Obama proposes government-run workers’ comp insurer
Buried as a line-item in the Fiscal Year 2014 budget, the Obama administration proposes replacing coverage currently written by private insurers for federal contractors working overseas with “a new government-wide fund” that would be administered by the U.S. Department of Labor, all part of a proposed bill called the Overseas Contractors Compensation Act.
The White House claims the fund is needed because of the exploding caseload of federal contractors in the past decade who work on overseas defense bases and public works projects. According to the budget proposal, the number of workers’ comp cases covered under the federal Defense Base Act has increased from 430 in 2002 to 11,600 in 2011.

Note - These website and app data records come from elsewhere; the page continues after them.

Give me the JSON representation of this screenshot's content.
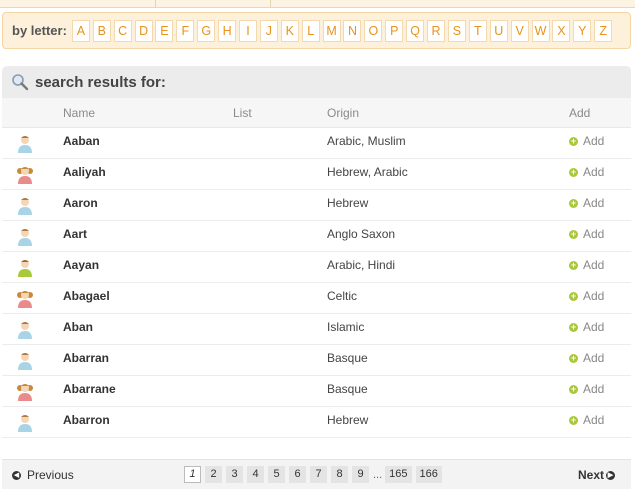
{
  "letter_bar": {
    "label": "by letter:",
    "letters": [
      "A",
      "B",
      "C",
      "D",
      "E",
      "F",
      "G",
      "H",
      "I",
      "J",
      "K",
      "L",
      "M",
      "N",
      "O",
      "P",
      "Q",
      "R",
      "S",
      "T",
      "U",
      "V",
      "W",
      "X",
      "Y",
      "Z"
    ]
  },
  "results": {
    "title": "search results for:",
    "columns": {
      "name": "Name",
      "list": "List",
      "origin": "Origin",
      "add": "Add"
    },
    "add_label": "Add",
    "rows": [
      {
        "name": "Aaban",
        "origin": "Arabic, Muslim",
        "gender": "boy"
      },
      {
        "name": "Aaliyah",
        "origin": "Hebrew, Arabic",
        "gender": "girl"
      },
      {
        "name": "Aaron",
        "origin": "Hebrew",
        "gender": "boy"
      },
      {
        "name": "Aart",
        "origin": "Anglo Saxon",
        "gender": "boy"
      },
      {
        "name": "Aayan",
        "origin": "Arabic, Hindi",
        "gender": "unisex"
      },
      {
        "name": "Abagael",
        "origin": "Celtic",
        "gender": "girl"
      },
      {
        "name": "Aban",
        "origin": "Islamic",
        "gender": "boy"
      },
      {
        "name": "Abarran",
        "origin": "Basque",
        "gender": "boy"
      },
      {
        "name": "Abarrane",
        "origin": "Basque",
        "gender": "girl"
      },
      {
        "name": "Abarron",
        "origin": "Hebrew",
        "gender": "boy"
      }
    ]
  },
  "pagination": {
    "previous": "Previous",
    "next": "Next",
    "pages": [
      "1",
      "2",
      "3",
      "4",
      "5",
      "6",
      "7",
      "8",
      "9"
    ],
    "ellipsis": "...",
    "last_pages": [
      "165",
      "166"
    ],
    "current": "1"
  },
  "colors": {
    "accent": "#e8921c",
    "letter_bar_bg": "#fdf1dc",
    "add_icon": "#a8c83c"
  }
}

But R Street Senior Fellow R.J. Lehmann suggested the increased workload and processing costs associated with more federal contract workers in more foreign jurisdictions suggests the solution should be more, not less, private sector involvement.
“The federal government does not have a sterling history when it comes to running insurance plans, as we can see by the multi-billion dollar deficits of the National Flood Insurance Program, the Pension Benefit Guaranty Corp. and the Federal Housing Administration,” Lehmann said. “In addition, unlike the global insurance companies that currently provide coverage to federal contractors abroad, the DOL has no experience running a major workers’ comp program and no ability to project itself or communicate effectively in foreign countries where the worker injuries actually occur.”
Lehmann noted that in its most recent assessment of the performance of the Defense Base Act, the U.S. Department of Defense notes a number of significant problems that would arise from moving to a self-insured government fund, including:
- A higher risk of cost volatility, as well as possible Antideficiency Act implications
- Potential legal issues if contract employees are dissatisfied with the quality or timeliness of service
- Potential moral hazard problems and increased costs because contractors may no longer perceive they have a direct stake in the cost impact of their safety and risk management practices.
“Without much more detail about how such a program would work in practice, we would hope Congress will proceed with extreme skepticism about any purported cost-savings from this proposal. History is not on the federal government’s side on this one,” Lehmann said.